I can never become Jewish because I was not born a Jew. I revere their founder Moses, as Jesus did; and I do respect Jews as God’s people, as Jesus did; but they do not want me as a convert, and they did not want Jesus as the messiah. I could love Moses, but Moses would want me to love Jesus instead, the man he prophesied, the man he spoke to in the Transfiguration, the Word incarnate.
I can never become Protestant because I know about the lives of Luther, Calvin, King Henry VIII, and the other founders that followed their lead. They could have been saints, but chose to start their own churches and break Christianity into pieces, and establish dissension as the norm. They loved their friends, but they hated their enemies. Luther was careless; Calvin was ruthless; and Henry was a monster. I can understand these men, but I cannot look up to them as I can St. Peter.
I can never become Marxist because I know Marx, and he preached a violent uprising and worship of the state—a secular religion. He was an atheist intellectual who denied God, and consequently denied man. He was a materialist who believed in social engineering and the invisible hand of Progress. He has many adherents even today, and I’m not one of them. I would rather have the whole-man Jesus, king of Heaven, than the half-man Marx waiting for a utopian heaven on Earth.
The world has many religious founders, but none of them were tested like Jesus, suffered like Jesus, orhelped others like Jesus. They have great men—some even have gods—who founded their churches, but none of them loved as Jesus loved. They led armies, wrote amazing texts, incited great social revolutions, and even defined cultures, but they did not rise from the dead as Jesus did. They had faith in God, but not the faith of St. Peter, who trusted Jesus enough to trust himself.

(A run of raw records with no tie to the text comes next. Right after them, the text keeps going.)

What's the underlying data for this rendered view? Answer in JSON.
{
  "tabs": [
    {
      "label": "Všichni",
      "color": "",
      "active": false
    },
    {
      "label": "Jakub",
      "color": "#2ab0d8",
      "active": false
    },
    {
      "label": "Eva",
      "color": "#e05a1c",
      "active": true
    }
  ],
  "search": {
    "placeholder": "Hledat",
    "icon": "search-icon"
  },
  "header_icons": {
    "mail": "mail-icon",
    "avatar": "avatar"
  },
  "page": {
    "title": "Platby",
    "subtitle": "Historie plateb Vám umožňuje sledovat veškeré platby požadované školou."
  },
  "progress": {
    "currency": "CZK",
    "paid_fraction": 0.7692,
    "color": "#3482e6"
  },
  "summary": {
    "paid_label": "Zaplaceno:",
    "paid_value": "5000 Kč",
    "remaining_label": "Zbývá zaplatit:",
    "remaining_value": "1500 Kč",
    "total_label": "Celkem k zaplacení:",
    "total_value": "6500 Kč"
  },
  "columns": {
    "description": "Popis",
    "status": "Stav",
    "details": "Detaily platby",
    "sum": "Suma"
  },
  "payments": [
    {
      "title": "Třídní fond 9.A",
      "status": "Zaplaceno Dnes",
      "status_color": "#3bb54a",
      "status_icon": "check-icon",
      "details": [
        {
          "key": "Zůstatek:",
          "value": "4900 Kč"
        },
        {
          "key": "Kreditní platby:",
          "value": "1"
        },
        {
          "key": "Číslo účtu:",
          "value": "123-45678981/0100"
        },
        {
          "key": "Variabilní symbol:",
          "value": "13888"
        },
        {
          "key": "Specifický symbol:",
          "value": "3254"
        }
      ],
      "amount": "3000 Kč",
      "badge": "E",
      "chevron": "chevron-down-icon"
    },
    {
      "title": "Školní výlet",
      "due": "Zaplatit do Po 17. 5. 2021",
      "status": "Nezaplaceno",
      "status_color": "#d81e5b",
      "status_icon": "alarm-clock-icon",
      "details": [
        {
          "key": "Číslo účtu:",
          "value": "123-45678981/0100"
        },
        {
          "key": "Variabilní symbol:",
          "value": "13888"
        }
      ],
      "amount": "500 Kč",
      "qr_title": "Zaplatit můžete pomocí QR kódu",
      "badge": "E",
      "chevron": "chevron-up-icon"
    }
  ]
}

Jesus became like us so that we can become like Him. There is no alternative. We can accept this challenge as He did, or we can fall like the many who have broken away. On the one side lies one truth, and on the other lie a legion of falsehoods. The founder is Truth; we must follow Him.